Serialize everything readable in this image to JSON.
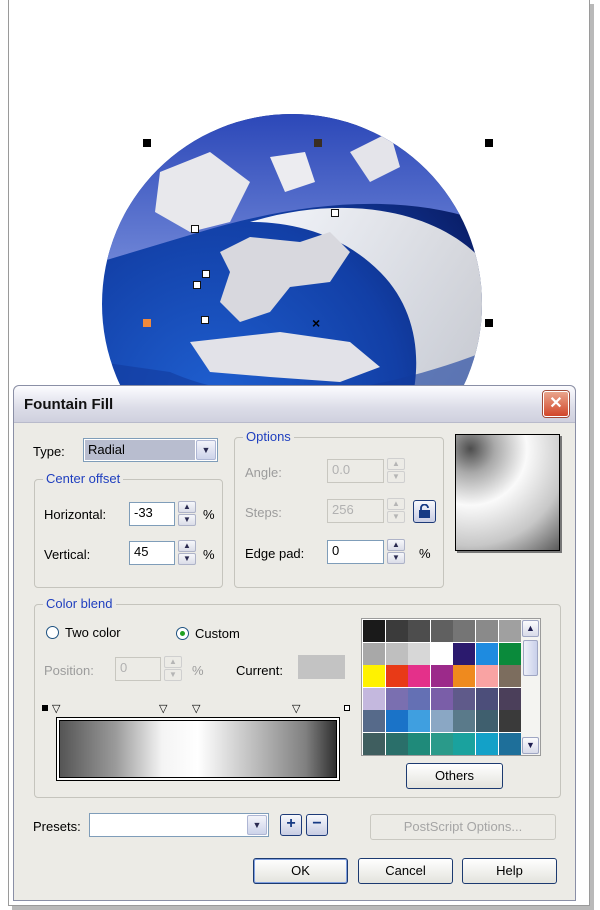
{
  "dialog": {
    "title": "Fountain Fill",
    "close_glyph": "✕",
    "type": {
      "label": "Type:",
      "value": "Radial"
    },
    "center_offset": {
      "title": "Center offset",
      "horizontal": {
        "label": "Horizontal:",
        "value": "-33",
        "unit": "%"
      },
      "vertical": {
        "label": "Vertical:",
        "value": "45",
        "unit": "%"
      }
    },
    "options": {
      "title": "Options",
      "angle": {
        "label": "Angle:",
        "value": "0.0"
      },
      "steps": {
        "label": "Steps:",
        "value": "256"
      },
      "edge_pad": {
        "label": "Edge pad:",
        "value": "0",
        "unit": "%"
      }
    },
    "color_blend": {
      "title": "Color blend",
      "two_color": "Two color",
      "custom": "Custom",
      "selected": "custom",
      "position": {
        "label": "Position:",
        "value": "0",
        "unit": "%"
      },
      "current_label": "Current:",
      "current_color": "#c3c3c3",
      "others_label": "Others",
      "palette": [
        "#1a1a1a",
        "#3b3b3b",
        "#4d4d4d",
        "#606060",
        "#757575",
        "#8a8a8a",
        "#a0a0a0",
        "#a8a8a8",
        "#bfbfbf",
        "#d7d7d7",
        "#ffffff",
        "#2b1a6e",
        "#1e8be0",
        "#0a8a3b",
        "#fff200",
        "#e83a17",
        "#e4308a",
        "#9c2a8a",
        "#ef8a1e",
        "#f9a3a3",
        "#7c6d5e",
        "#c4b8de",
        "#7a6fb0",
        "#6470b4",
        "#7a5ea8",
        "#5f5a8a",
        "#4c4e7a",
        "#4b3f5a",
        "#566a8a",
        "#1a73c8",
        "#3f9fe0",
        "#8aa7c4",
        "#5a7a8a",
        "#3f5f6e",
        "#3a3a3a",
        "#3f5e5f",
        "#2a6f6a",
        "#1f8a7a",
        "#2a9a8a",
        "#1aa29e",
        "#13a1c8",
        "#1e6f9a"
      ]
    },
    "presets": {
      "label": "Presets:",
      "value": "",
      "add": "+",
      "remove": "−"
    },
    "postscript_label": "PostScript Options...",
    "ok_label": "OK",
    "cancel_label": "Cancel",
    "help_label": "Help"
  }
}
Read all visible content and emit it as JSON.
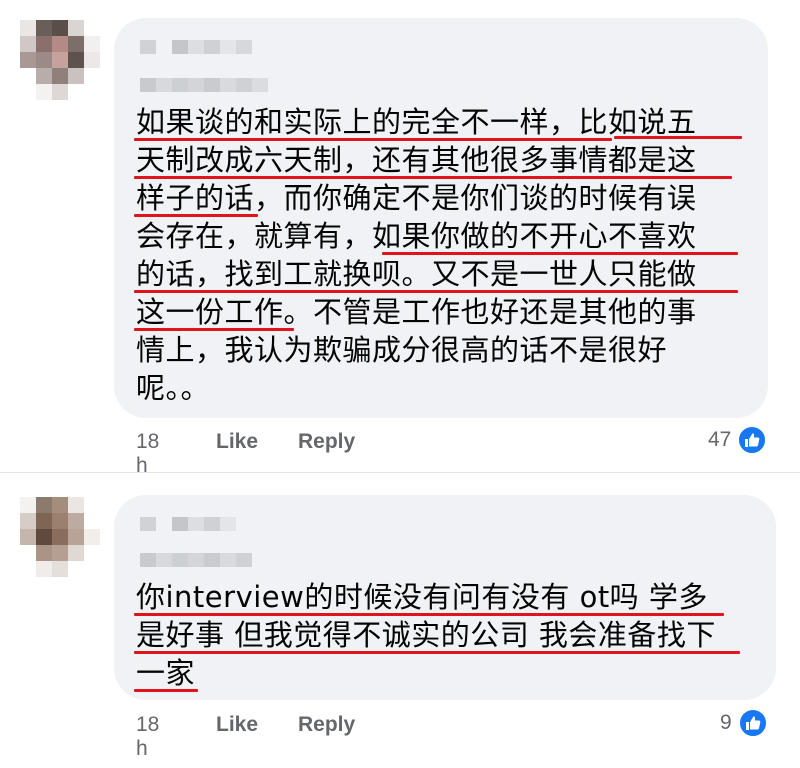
{
  "comments": [
    {
      "lines": [
        "如果谈的和实际上的完全不一样，比如说五",
        "天制改成六天制，还有其他很多事情都是这",
        "样子的话，而你确定不是你们谈的时候有误",
        "会存在，就算有，如果你做的不开心不喜欢",
        "的话，找到工就换呗。又不是一世人只能做",
        "这一份工作。不管是工作也好还是其他的事",
        "情上，我认为欺骗成分很高的话不是很好",
        "呢。。"
      ],
      "time": "18 h",
      "like_label": "Like",
      "reply_label": "Reply",
      "reaction_count": "47",
      "reaction_icon": "thumbs-up-icon"
    },
    {
      "lines": [
        "你interview的时候没有问有没有 ot吗 学多",
        "是好事 但我觉得不诚实的公司 我会准备找下",
        "一家"
      ],
      "time": "18 h",
      "like_label": "Like",
      "reply_label": "Reply",
      "reaction_count": "9",
      "reaction_icon": "thumbs-up-icon"
    }
  ],
  "colors": {
    "bubble": "#f0f2f5",
    "underline": "#e0131e",
    "meta_text": "#65676b",
    "like_icon": "#1877f2"
  }
}
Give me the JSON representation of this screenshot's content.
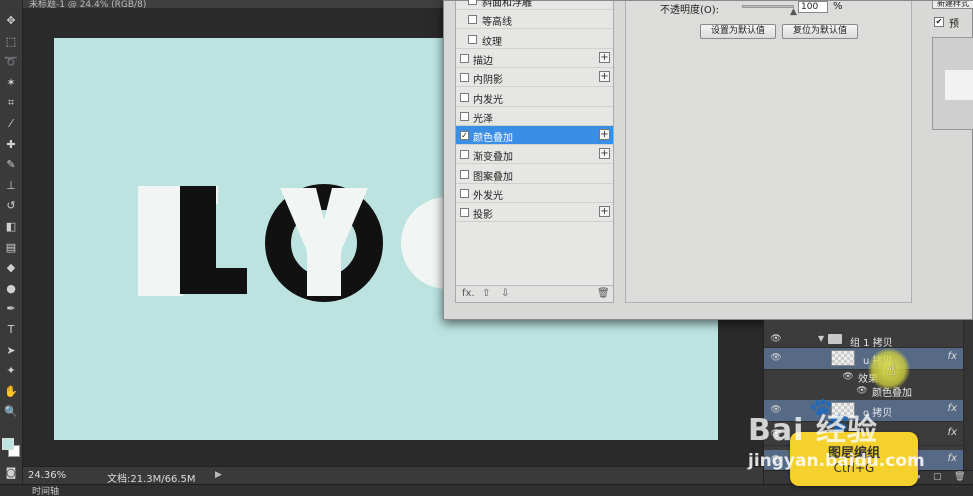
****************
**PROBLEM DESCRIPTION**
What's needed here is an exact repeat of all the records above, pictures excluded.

**TASK SOLUTION**
Serialize everything readable in this image to JSON.
{
  "dialog": {
    "title": "Fountain Fill",
    "close_glyph": "✕",
    "type": {
      "label": "Type:",
      "value": "Radial"
    },
    "center_offset": {
      "title": "Center offset",
      "horizontal": {
        "label": "Horizontal:",
        "value": "-33",
        "unit": "%"
      },
      "vertical": {
        "label": "Vertical:",
        "value": "45",
        "unit": "%"
      }
    },
    "options": {
      "title": "Options",
      "angle": {
        "label": "Angle:",
        "value": "0.0"
      },
      "steps": {
        "label": "Steps:",
        "value": "256"
      },
      "edge_pad": {
        "label": "Edge pad:",
        "value": "0",
        "unit": "%"
      }
    },
    "color_blend": {
      "title": "Color blend",
      "two_color": "Two color",
      "custom": "Custom",
      "selected": "custom",
      "position": {
        "label": "Position:",
        "value": "0",
        "unit": "%"
      },
      "current_label": "Current:",
      "current_color": "#c3c3c3",
      "others_label": "Others",
      "palette": [
        "#1a1a1a",
        "#3b3b3b",
        "#4d4d4d",
        "#606060",
        "#757575",
        "#8a8a8a",
        "#a0a0a0",
        "#a8a8a8",
        "#bfbfbf",
        "#d7d7d7",
        "#ffffff",
        "#2b1a6e",
        "#1e8be0",
        "#0a8a3b",
        "#fff200",
        "#e83a17",
        "#e4308a",
        "#9c2a8a",
        "#ef8a1e",
        "#f9a3a3",
        "#7c6d5e",
        "#c4b8de",
        "#7a6fb0",
        "#6470b4",
        "#7a5ea8",
        "#5f5a8a",
        "#4c4e7a",
        "#4b3f5a",
        "#566a8a",
        "#1a73c8",
        "#3f9fe0",
        "#8aa7c4",
        "#5a7a8a",
        "#3f5f6e",
        "#3a3a3a",
        "#3f5e5f",
        "#2a6f6a",
        "#1f8a7a",
        "#2a9a8a",
        "#1aa29e",
        "#13a1c8",
        "#1e6f9a"
      ]
    },
    "presets": {
      "label": "Presets:",
      "value": "",
      "add": "+",
      "remove": "−"
    },
    "postscript_label": "PostScript Options...",
    "ok_label": "OK",
    "cancel_label": "Cancel",
    "help_label": "Help"
  }
}
Read all visible content and emit it as JSON.
{
  "comments": [
    {
      "lines": [
        "如果谈的和实际上的完全不一样，比如说五",
        "天制改成六天制，还有其他很多事情都是这",
        "样子的话，而你确定不是你们谈的时候有误",
        "会存在，就算有，如果你做的不开心不喜欢",
        "的话，找到工就换呗。又不是一世人只能做",
        "这一份工作。不管是工作也好还是其他的事",
        "情上，我认为欺骗成分很高的话不是很好",
        "呢。。"
      ],
      "time": "18 h",
      "like_label": "Like",
      "reply_label": "Reply",
      "reaction_count": "47",
      "reaction_icon": "thumbs-up-icon"
    },
    {
      "lines": [
        "你interview的时候没有问有没有 ot吗 学多",
        "是好事 但我觉得不诚实的公司 我会准备找下",
        "一家"
      ],
      "time": "18 h",
      "like_label": "Like",
      "reply_label": "Reply",
      "reaction_count": "9",
      "reaction_icon": "thumbs-up-icon"
    }
  ],
  "colors": {
    "bubble": "#f0f2f5",
    "underline": "#e0131e",
    "meta_text": "#65676b",
    "like_icon": "#1877f2"
  }
}
Give me the JSON representation of this screenshot's content.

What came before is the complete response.